Also published on the SGR blog.
Tenant of a rent stabilized Manhattan apartment listed the unit on the Airbnb website at nightly rental rates starting at $200. Entered into more than one dozen separate rentals totaling 79 nights in 10 months, with up to 5 guests per rental. And collected as much as $366.00 per night, more than four times tenant’s daily rent of $90.00. Landlord started an eviction proceeding.
In a Yellowstone proceeding, a commercial tenant applies to Supreme Court for an Order tolling the time to cure an alleged default asserted by its landlord and staying the termination of the lease and the prosecution of a summary (holdover) proceeding. In order to obtain relief, the tenant must show that it is “ready, willing and able” to cure the default (if one is found to exist); however, the legal predicate is that the alleged default is, in fact, curable.
The following cases summarize recent Yellowstone proceedings in our Courts. Especially noteworthy are the decisions finding that the failure to obtain and maintain insurance coverage required by the lease may not be curable; and, if not, Yellowstone relief will not be granted. Continue reading

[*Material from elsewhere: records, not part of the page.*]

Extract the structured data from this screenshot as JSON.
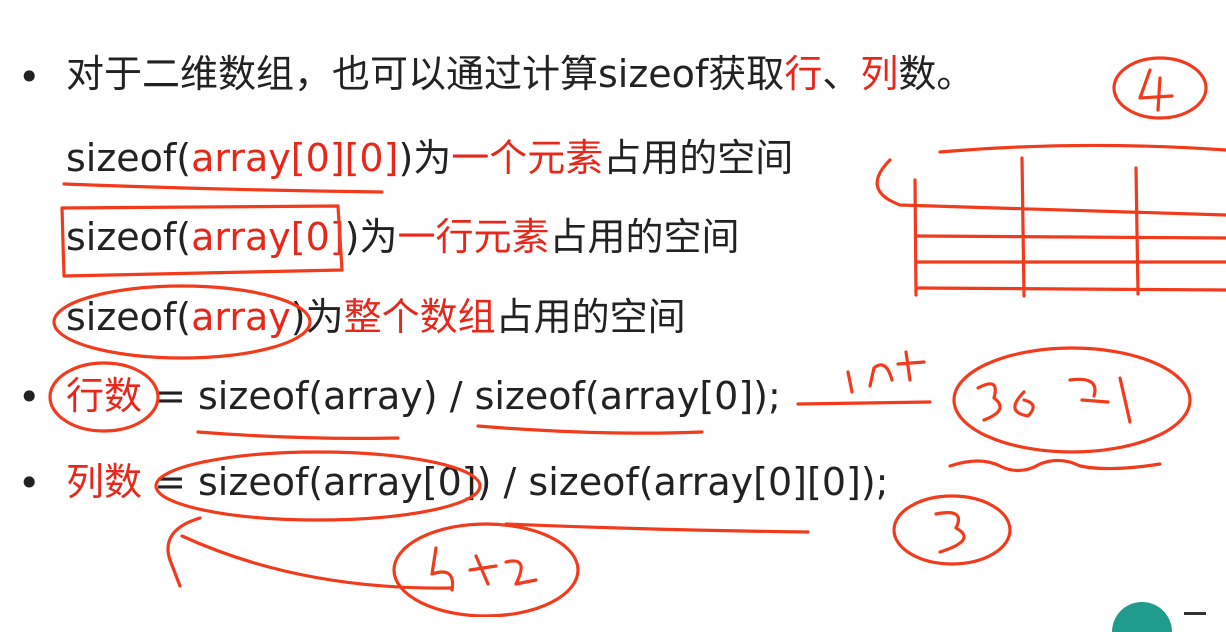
{
  "slide": {
    "line1": {
      "bullet": "•",
      "part1": "对于二维数组，也可以通过计算sizeof获取",
      "hang": "行",
      "sep": "、",
      "lie": "列",
      "part2": "数。"
    },
    "line2": {
      "code": "sizeof(",
      "arg": "array[0][0]",
      "close": ")",
      "wei": "为",
      "red": "一个元素",
      "rest": "占用的空间"
    },
    "line3": {
      "code": "sizeof(",
      "arg": "array[0]",
      "close": ")",
      "wei": "为",
      "red": "一行元素",
      "rest": "占用的空间"
    },
    "line4": {
      "code": "sizeof(",
      "arg": "array",
      "close": ")",
      "wei": "为",
      "red": "整个数组",
      "rest": "占用的空间"
    },
    "line5": {
      "bullet": "•",
      "red": "行数",
      "rest": " = sizeof(array) / sizeof(array[0]);"
    },
    "line6": {
      "bullet": "•",
      "red": "列数",
      "rest": " = sizeof(array[0]) / sizeof(array[0][0]);"
    }
  },
  "colors": {
    "text": "#222222",
    "accent_red": "#e8271b",
    "ink": "#f23a1d",
    "logo": "#1f9c8c"
  }
}
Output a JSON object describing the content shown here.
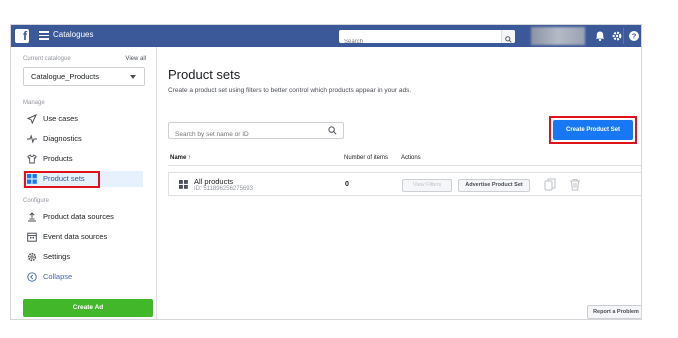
{
  "topbar": {
    "logo": "f",
    "title": "Catalogues",
    "search_placeholder": "Search",
    "icons": [
      "menu-icon",
      "search-icon",
      "bell-icon",
      "gear-icon",
      "help-icon"
    ]
  },
  "sidebar": {
    "current_catalogue_label": "Current catalogue",
    "view_all": "View all",
    "catalogue_selected": "Catalogue_Products",
    "manage_label": "Manage",
    "manage_items": [
      {
        "label": "Use cases",
        "icon": "rocket-icon"
      },
      {
        "label": "Diagnostics",
        "icon": "pulse-icon"
      },
      {
        "label": "Products",
        "icon": "shirt-icon"
      },
      {
        "label": "Product sets",
        "icon": "grid-icon",
        "active": true
      }
    ],
    "configure_label": "Configure",
    "configure_items": [
      {
        "label": "Product data sources",
        "icon": "upload-icon"
      },
      {
        "label": "Event data sources",
        "icon": "calendar-icon"
      },
      {
        "label": "Settings",
        "icon": "gear-icon"
      },
      {
        "label": "Collapse",
        "icon": "collapse-icon"
      }
    ],
    "create_ad": "Create Ad"
  },
  "main": {
    "title": "Product sets",
    "description": "Create a product set using filters to better control which products appear in your ads.",
    "set_search_placeholder": "Search by set name or ID",
    "create_button": "Create Product Set",
    "table": {
      "headers": {
        "name": "Name ↑",
        "count": "Number of items",
        "actions": "Actions"
      },
      "rows": [
        {
          "name": "All products",
          "id": "ID: 511896256275693",
          "count": "0",
          "view_filters": "View Filters",
          "advertise": "Advertise Product Set"
        }
      ]
    },
    "report": "Report a Problem"
  },
  "colors": {
    "topbar": "#3b5998",
    "primary": "#1877f2",
    "create_ad": "#42b72a",
    "highlight": "#e0111d"
  }
}
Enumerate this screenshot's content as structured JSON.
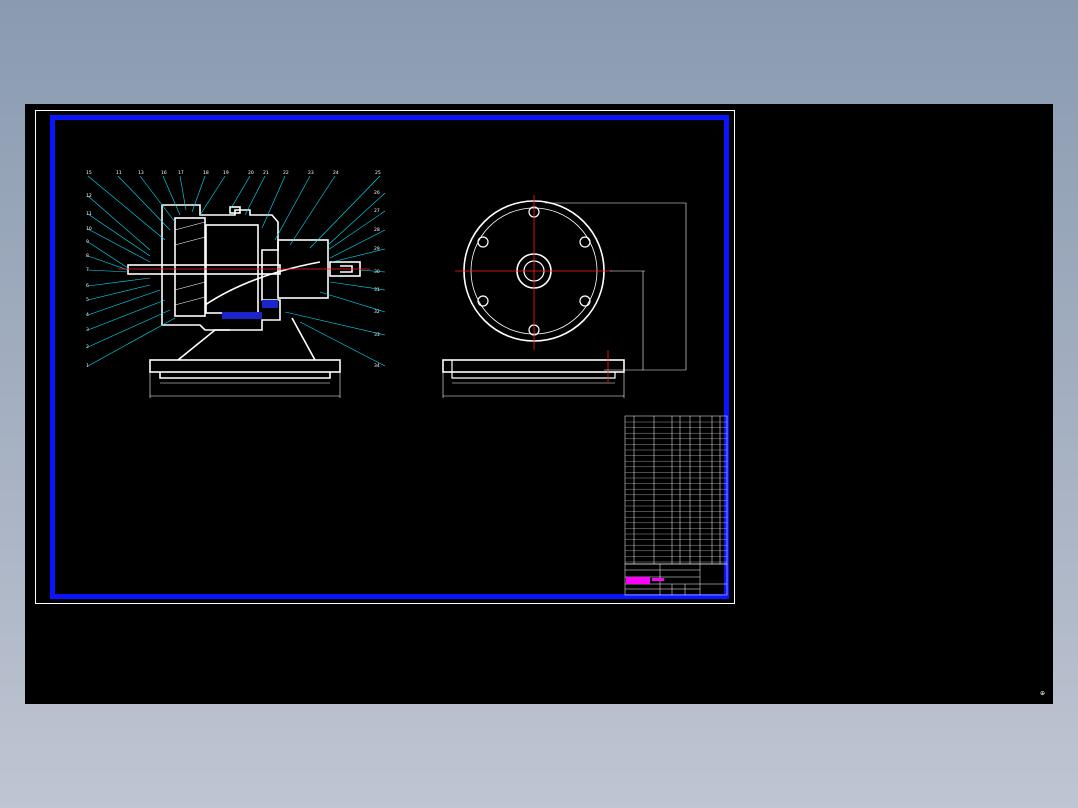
{
  "colors": {
    "background": "#000000",
    "frame": "#0a14ff",
    "outline": "#ffffff",
    "leader": "#00e5ff",
    "centerline": "#ff1a1a",
    "hatch": "#1c25c9",
    "title_highlight": "#ff00ff"
  },
  "drawing": {
    "leader_numbers_top": [
      "15",
      "11",
      "13",
      "16",
      "17",
      "18",
      "19",
      "20",
      "21",
      "22",
      "23",
      "24",
      "25"
    ],
    "leader_numbers_left": [
      "12",
      "11",
      "10",
      "9",
      "8",
      "7",
      "6",
      "5",
      "4",
      "3",
      "2",
      "1"
    ],
    "leader_numbers_right": [
      "26",
      "27",
      "28",
      "29",
      "30",
      "31",
      "32",
      "33",
      "34"
    ]
  },
  "corner_glyph": "⊕"
}
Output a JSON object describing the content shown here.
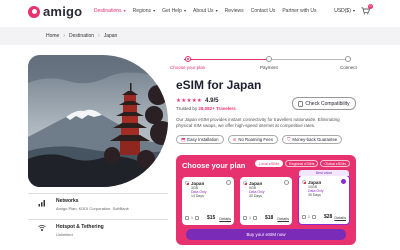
{
  "brand": {
    "name": "amigo",
    "accent": "#e8326f",
    "purple": "#7a2bb8"
  },
  "nav": {
    "items": [
      "Destinations",
      "Regions",
      "Get Help",
      "About Us",
      "Reviews",
      "Contact Us",
      "Partner with Us"
    ],
    "currency": "USD($)",
    "cart_count": "0"
  },
  "breadcrumb": {
    "items": [
      "Home",
      "Destination",
      "Japan"
    ]
  },
  "steps": [
    "Choose your plan",
    "Payment",
    "Connect"
  ],
  "product": {
    "title": "eSIM for Japan",
    "rating": "4.9/5",
    "trusted_prefix": "Trusted by",
    "trusted_count": "28,082+ Travelers",
    "check_button": "Check Compatibility",
    "description": "Our Japan eSIM provides instant connectivity for travellers nationwide. Eliminating physical SIM swaps, we offer high-speed internet at competitive rates.",
    "chips": [
      "Easy Installation",
      "No Roaming Fees",
      "Money-back Guarantee"
    ]
  },
  "plans": {
    "title": "Choose your plan",
    "tabs": [
      "Local eSIMs",
      "Regional eSIMs",
      "Global eSIMs"
    ],
    "best_label": "Best value",
    "cards": [
      {
        "name": "Japan",
        "data": "3GB",
        "type": "Data Only",
        "days": "14 Days",
        "qty": "1",
        "price": "$15",
        "details": "Details"
      },
      {
        "name": "Japan",
        "data": "5GB",
        "type": "Data Only",
        "days": "30 Days",
        "qty": "1",
        "price": "$18",
        "details": "Details"
      },
      {
        "name": "Japan",
        "data": "10GB",
        "type": "Data Only",
        "days": "30 Days",
        "qty": "1",
        "price": "$28",
        "details": "Details"
      }
    ],
    "buy_button": "Buy your eSIM now"
  },
  "features": [
    {
      "title": "Networks",
      "subtitle": "Amigo Plan: KDDI Corporation, SoftBank",
      "icon": "network-icon"
    },
    {
      "title": "Hotspot & Tethering",
      "subtitle": "Unlimited",
      "icon": "hotspot-icon"
    }
  ]
}
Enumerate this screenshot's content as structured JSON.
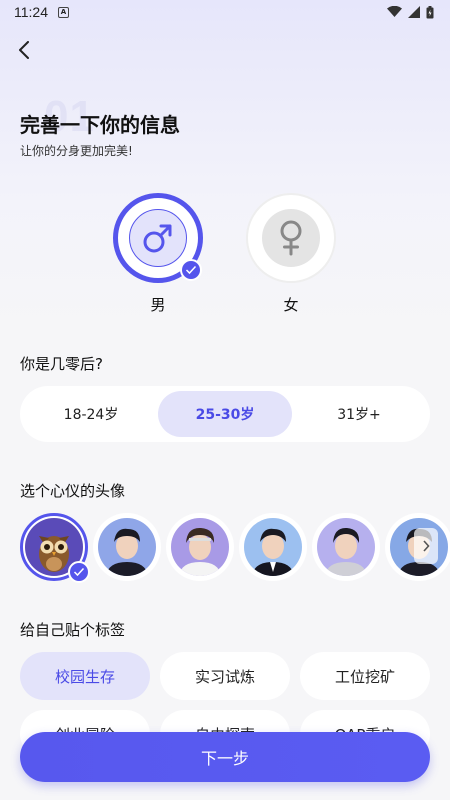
{
  "status_bar": {
    "time": "11:24",
    "notif_letter": "A"
  },
  "header": {
    "back_icon": "chevron-left-icon",
    "step_watermark": "01",
    "title": "完善一下你的信息",
    "subtitle": "让你的分身更加完美!"
  },
  "gender": {
    "male_label": "男",
    "female_label": "女",
    "selected": "male"
  },
  "age": {
    "title": "你是几零后?",
    "options": [
      "18-24岁",
      "25-30岁",
      "31岁+"
    ],
    "selected_index": 1
  },
  "avatar_section": {
    "title": "选个心仪的头像",
    "avatars": [
      "owl-avatar",
      "boy-avatar-1",
      "boy-avatar-2",
      "boy-avatar-3",
      "boy-avatar-4",
      "boy-avatar-5"
    ],
    "selected_index": 0
  },
  "tags_section": {
    "title": "给自己贴个标签",
    "tags": [
      "校园生存",
      "实习试炼",
      "工位挖矿",
      "创业冒险",
      "自由探索",
      "OAP重启"
    ],
    "selected_index": 0
  },
  "footer": {
    "next_label": "下一步"
  },
  "colors": {
    "accent": "#5555ec",
    "accent_light": "#e3e3fa"
  }
}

Copyright by, and republished with permission of, Habitat Magazine.
This year, as in years past, the cycle of annual meetings at New York co-ops produced its share of hotly contested elections to boards of directors. And, as in years past, some of those disputed elections led to litigation. A new court ruling has underscored a fact of life that sometimes gets lost in the heat of the battles to gain control of co-op boards: cooperative housing corporations are, at bottom, democracies. The majority usually rules.